Before we can even make a single “here’s how the story gose” joke, the beer is pronounced “goz-uh.” So that won’t exactly work. But it does have a storied history going all the way back to the thirteenth century that is still worth telling today – especially for those who love a good comeback.
Gose was first brewed in the small town of Goslar, Germany over 1,000 years ago.

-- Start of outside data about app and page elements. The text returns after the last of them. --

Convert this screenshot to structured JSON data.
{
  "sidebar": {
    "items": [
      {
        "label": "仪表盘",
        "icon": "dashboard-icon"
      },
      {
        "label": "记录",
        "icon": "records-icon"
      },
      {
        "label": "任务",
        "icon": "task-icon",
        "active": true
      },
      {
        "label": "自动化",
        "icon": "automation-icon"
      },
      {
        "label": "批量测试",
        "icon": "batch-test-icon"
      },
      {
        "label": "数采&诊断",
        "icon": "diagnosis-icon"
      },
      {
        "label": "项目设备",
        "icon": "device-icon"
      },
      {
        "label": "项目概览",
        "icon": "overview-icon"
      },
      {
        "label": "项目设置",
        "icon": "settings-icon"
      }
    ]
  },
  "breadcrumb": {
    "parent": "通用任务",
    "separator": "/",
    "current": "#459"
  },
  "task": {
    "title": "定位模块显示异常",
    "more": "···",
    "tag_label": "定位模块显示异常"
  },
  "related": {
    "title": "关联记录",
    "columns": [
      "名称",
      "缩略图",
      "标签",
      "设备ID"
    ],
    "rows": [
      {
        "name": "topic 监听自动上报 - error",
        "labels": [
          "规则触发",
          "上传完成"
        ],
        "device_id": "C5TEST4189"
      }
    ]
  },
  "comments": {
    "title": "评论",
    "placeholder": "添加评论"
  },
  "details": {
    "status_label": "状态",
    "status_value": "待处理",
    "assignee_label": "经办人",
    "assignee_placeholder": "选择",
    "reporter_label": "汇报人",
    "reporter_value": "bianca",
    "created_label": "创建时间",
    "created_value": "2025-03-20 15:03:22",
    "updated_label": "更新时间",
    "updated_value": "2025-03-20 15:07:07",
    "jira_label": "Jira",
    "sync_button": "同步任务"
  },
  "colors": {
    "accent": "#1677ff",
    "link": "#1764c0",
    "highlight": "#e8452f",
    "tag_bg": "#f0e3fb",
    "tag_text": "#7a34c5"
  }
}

It used 50% malted wheat, 50% malted barley, coriander and salty water from the Gose River, which is exactly how it got its name and signature sour taste.
Originally, the beer was made using spontaneous fermentation (meaning the cooling wort was left exposed to the open air, floating yeast and bacteria). This gave it a tart flavor with herbal notes from the coriander.
It wasn’t until 1738 that the small town brewers in Goslar found a bigger market for the beer in nearby Leipzig. Leipzigers couldn’t get enough of this lip-puckering brew. By the 1800s, there were over 80 gosenschenkes or Gose taverns in the city. Pubs often had to join a waiting list to get their hands on it. It’s why the “traditional” Gose is now considered the Leipsiger Gose. Sadly, this popularity wouldn’t last.
Due to the two World Wars in Germany and a food shortage, grain was being designated bread-making instead of beer-making. This caused a near extinction of gose. But even after the wars, Germans were increasingly taking a liking to pilsners, which were more easily stored and transported. There was only one dedicated gose brewery still operating in the country after WWII. It wasn’t until the fall of the Berlin Wall in 1989 that the style was revived by Leipzig locals and a man by the name of Lothar Goldhahn.
Goldhahn reopened the once-famed gose tavern, “Ohne Bedenken,” which was badly damaged during a bombing raid on the city. Goldhahn brought in a former employee, who still had original recipe notes for the forgotten beer style.
By this point, some native Leipzigers never had the brew that was made famous by their town. There was a renewed interest, but economic troubles still caused Goldhahn to close the brewery in 1995.
An up and coming brewer, Tilo Jänichen, took the baton next and modified the original recipe for his brewery in 1999. It was this iteration that stuck. Now craft brewers around the globe are trying their hand at gose.
The present-day interpretation gets the tartness from top-fermenting yeast and the addition of lactobacillus bacteria. Fruit-flavored syrups are often added to balance the sourness.
Taste Test Tips
Though gose beers tend to be lower in ABV, our award-winning Double Dare Strong Gose comes in at 7.1% with a refreshing, citrusy taste. Try it today and do your part to ensure this beer never goes away again!